BACKGROUND: Recently, studies have suggested a role for the gut microbiota in epilepsy. Gut microbial changes during ketogenic diet (KD) treatment of drug-resistant epilepsy have been described. Inflammation is associated with certain types of epilepsy and specific inflammation markers decrease during KD. The gut microbiota plays an important role in the regulation of the immune system and inflammation. METHODS: 28 children with drug-resistant epilepsy treated with the ketogenic diet were followed in this observational study. Fecal and serum samples were collected at baseline and three months after dietary intervention. FINDINGS: We identified both gut microbial and inflammatory changes during treatment. KD had a general anti-inflammatory effect. Novel bioinformatics and machine learning approaches identified signatures of specific Bifidobacteria and TNF (tumor necrosis factor) associated with responders before starting KD. During KD, taxonomic and inflammatory profiles between responders and non-responders were more similar than at baseline. INTERPRETATION: Our results suggest that children with drug-resistant epilepsy are more likely to benefit from KD treatment when specific Bifidobacteria and TNF are elevated. We here present a novel signature of interaction of the gut microbiota and the immune system associated with anti-epileptic response to KD treatment. This signature could be used as a prognostic biomarker to identify potential responders to KD before starting treatment. Our findings may also contribute to the development of new anti-seizure therapies by targeting specific components of the gut microbiota.
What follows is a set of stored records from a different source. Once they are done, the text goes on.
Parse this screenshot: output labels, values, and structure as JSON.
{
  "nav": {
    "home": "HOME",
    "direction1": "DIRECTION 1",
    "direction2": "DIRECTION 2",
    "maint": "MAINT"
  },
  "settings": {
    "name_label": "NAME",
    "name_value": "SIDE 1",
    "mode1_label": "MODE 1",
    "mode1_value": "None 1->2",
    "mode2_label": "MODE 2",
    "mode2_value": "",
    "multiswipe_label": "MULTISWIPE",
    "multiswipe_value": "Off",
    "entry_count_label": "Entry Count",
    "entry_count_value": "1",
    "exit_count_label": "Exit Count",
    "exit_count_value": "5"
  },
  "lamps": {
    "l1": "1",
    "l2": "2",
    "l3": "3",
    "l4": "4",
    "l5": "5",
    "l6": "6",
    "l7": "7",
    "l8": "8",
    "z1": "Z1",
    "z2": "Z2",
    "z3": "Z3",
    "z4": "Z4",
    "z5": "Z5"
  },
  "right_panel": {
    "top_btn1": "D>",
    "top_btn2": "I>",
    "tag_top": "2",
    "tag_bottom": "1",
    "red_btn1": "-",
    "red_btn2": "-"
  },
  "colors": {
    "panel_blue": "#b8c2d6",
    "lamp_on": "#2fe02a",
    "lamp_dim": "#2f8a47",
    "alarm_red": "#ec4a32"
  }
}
FUNDING: This study was supported by the Swedish Brain Foundation, Margarethahemmet Society, Stiftelsen Sunnerdahls Handikappfond, Linnea & Josef Carlssons Foundation, and The McCormick Genomic & Proteomic Center.


Biochemistry and Molecular Medicine